“Congress shall make no law respecting an establishment of religion, or prohibiting the free exercise thereof; or abridging the freedom of speech, or of the press; or the right of the people peaceably to assemble, and to petition the Government for a redress of grievances.”
Nowhere do those words, drafted in 1789 — fundamental to the Bill of Rights by James Madison — a Virginia representative who later became the fourth U.S. president, specify that the speech must be agreeable to a specific percentage of the populace. They are guaranteed to the speaker, not to a specific audience.
Yet Arizona native, University of Arizona graduate and philanthropist Robert Sarver, the 18-year majority owner of the Phoenix Suns and Phoenix Mercury, previously uttered words currently deemed sexist and racist, initially resulting in a one year suspension by the NBA and a hefty $10 million fine. Now he is being forced to sell the teams, though he has contritely stated, “As a man of faith, I believe in atonement and the path to forgiveness. I expected that the commissioner’s one-year suspension would provide the time for me to focus, make amends and remove my personal controversy from the teams that I, and so many fans, love.”

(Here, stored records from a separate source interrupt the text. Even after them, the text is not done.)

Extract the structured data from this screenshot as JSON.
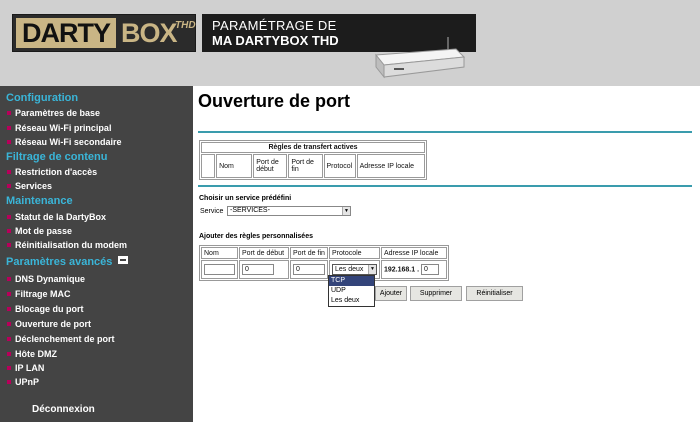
{
  "header": {
    "logo_part1": "DARTY",
    "logo_part2": "BOX",
    "logo_thd": "THD",
    "tagline_line1": "PARAMÉTRAGE DE",
    "tagline_line2": "MA DARTYBOX THD"
  },
  "sidebar": {
    "sections": [
      {
        "title": "Configuration",
        "items": [
          "Paramètres de base",
          "Réseau Wi-Fi principal",
          "Réseau Wi-Fi secondaire"
        ]
      },
      {
        "title": "Filtrage de contenu",
        "items": [
          "Restriction d'accès",
          "Services"
        ]
      },
      {
        "title": "Maintenance",
        "items": [
          "Statut de la DartyBox",
          "Mot de passe",
          "Réinitialisation du modem"
        ]
      },
      {
        "title": "Paramètres avancés",
        "items": [
          "DNS Dynamique",
          "Filtrage MAC",
          "Blocage du port",
          "Ouverture de port",
          "Déclenchement de port",
          "Hôte DMZ",
          "IP LAN",
          "UPnP"
        ]
      }
    ],
    "logout": "Déconnexion"
  },
  "main": {
    "title": "Ouverture de port",
    "active_rules": {
      "caption": "Règles de transfert actives",
      "headers": [
        "",
        "Nom",
        "Port de début",
        "Port de fin",
        "Protocol",
        "Adresse IP locale"
      ]
    },
    "predefined": {
      "heading": "Choisir un service prédéfini",
      "label": "Service",
      "value": "-SERVICES-"
    },
    "custom": {
      "heading": "Ajouter des règles personnalisées",
      "headers": [
        "Nom",
        "Port de début",
        "Port de fin",
        "Protocole",
        "Adresse IP locale"
      ],
      "row": {
        "name": "",
        "port_start": "0",
        "port_end": "0",
        "protocol": "Les deux",
        "ip_prefix": "192.168.1 .",
        "ip_last": "0"
      }
    },
    "protocol_options": [
      "TCP",
      "UDP",
      "Les deux"
    ],
    "protocol_highlight": "TCP",
    "buttons": {
      "add": "Ajouter",
      "remove": "Supprimer",
      "reset": "Réinitialiser"
    }
  },
  "colors": {
    "sidebar_bg": "#444444",
    "section_title": "#3ab5d8",
    "bullet": "#b8005a",
    "rule": "#3a9cad",
    "header_bg": "#d0d0d0"
  }
}
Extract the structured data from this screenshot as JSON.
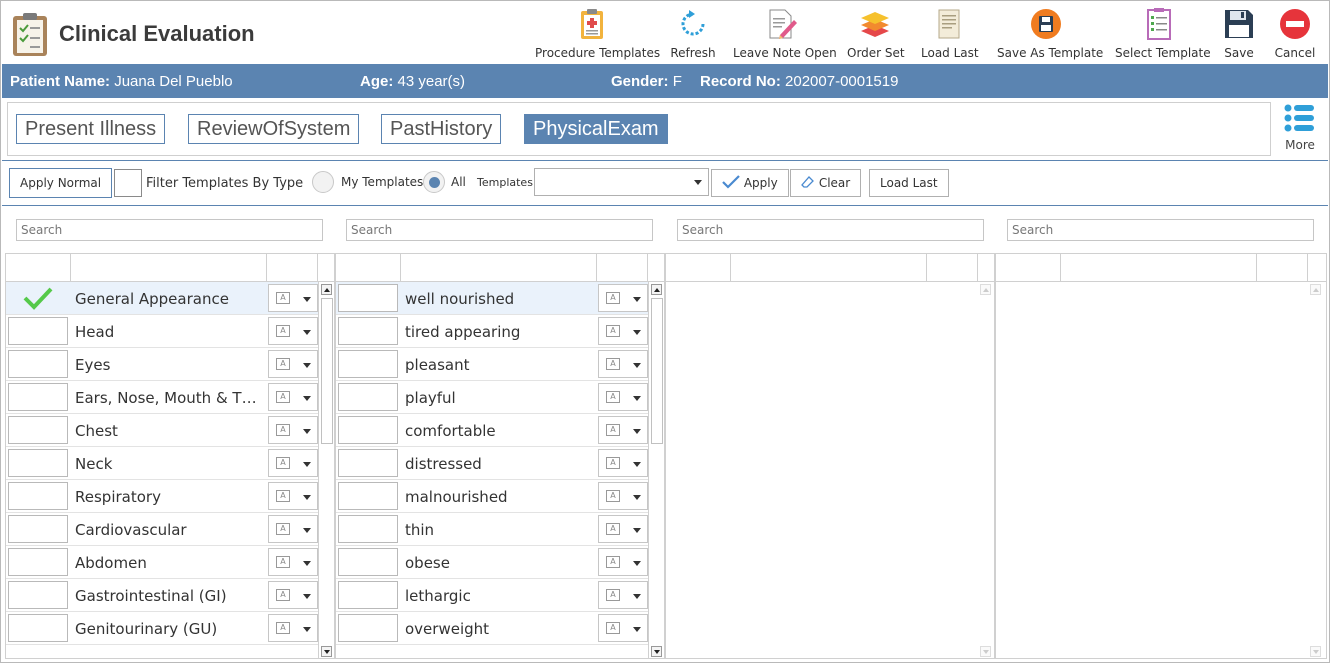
{
  "app": {
    "title": "Clinical Evaluation"
  },
  "toolbar": [
    {
      "label": "Procedure Templates",
      "icon": "clipboard-plus-icon"
    },
    {
      "label": "Refresh",
      "icon": "refresh-icon"
    },
    {
      "label": "Leave Note Open",
      "icon": "note-pencil-icon"
    },
    {
      "label": "Order Set",
      "icon": "layers-icon"
    },
    {
      "label": "Load Last",
      "icon": "document-icon"
    },
    {
      "label": "Save As Template",
      "icon": "save-circle-icon"
    },
    {
      "label": "Select Template",
      "icon": "checklist-icon"
    },
    {
      "label": "Save",
      "icon": "floppy-icon"
    },
    {
      "label": "Cancel",
      "icon": "cancel-icon"
    }
  ],
  "patient": {
    "name_label": "Patient Name:",
    "name": "Juana Del Pueblo",
    "age_label": "Age:",
    "age": "43 year(s)",
    "gender_label": "Gender:",
    "gender": "F",
    "record_label": "Record No:",
    "record": "202007-0001519"
  },
  "tabs": [
    {
      "label": "Present Illness",
      "active": false
    },
    {
      "label": "ReviewOfSystem",
      "active": false
    },
    {
      "label": "PastHistory",
      "active": false
    },
    {
      "label": "PhysicalExam",
      "active": true
    }
  ],
  "more_label": "More",
  "filter": {
    "apply_normal": "Apply Normal",
    "filter_by_type": "Filter Templates By Type",
    "my_templates": "My Templates",
    "all": "All",
    "templates_label": "Templates:",
    "templates_value": "",
    "apply": "Apply",
    "clear": "Clear",
    "load_last": "Load Last"
  },
  "search_placeholder": "Search",
  "systems": [
    {
      "name": "General Appearance",
      "checked": true
    },
    {
      "name": "Head",
      "checked": false
    },
    {
      "name": "Eyes",
      "checked": false
    },
    {
      "name": "Ears, Nose, Mouth & Thr...",
      "checked": false
    },
    {
      "name": "Chest",
      "checked": false
    },
    {
      "name": "Neck",
      "checked": false
    },
    {
      "name": "Respiratory",
      "checked": false
    },
    {
      "name": "Cardiovascular",
      "checked": false
    },
    {
      "name": "Abdomen",
      "checked": false
    },
    {
      "name": "Gastrointestinal (GI)",
      "checked": false
    },
    {
      "name": "Genitourinary (GU)",
      "checked": false
    }
  ],
  "findings": [
    {
      "name": "well nourished"
    },
    {
      "name": "tired appearing"
    },
    {
      "name": "pleasant"
    },
    {
      "name": "playful"
    },
    {
      "name": "comfortable"
    },
    {
      "name": "distressed"
    },
    {
      "name": "malnourished"
    },
    {
      "name": "thin"
    },
    {
      "name": "obese"
    },
    {
      "name": "lethargic"
    },
    {
      "name": "overweight"
    }
  ],
  "colors": {
    "accent": "#5b84b1",
    "check": "#55c94a",
    "selected_row": "#eaf2fb"
  }
}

The speech police have ruled otherwise. Though Sarver is unique in owning major teams, we the hoi polloi, (Greek for “the masses“), have less to lose but can also suffer from not falling in line with the latest edicts of the authoritative language masters. Speaking to work associates about anything other than business is risky these days, giving enhanced meaning to the words, “Silence is golden.” The lesson is, saying nothing is preferable to speaking, which could cost you your job or more. There is no path of redemption.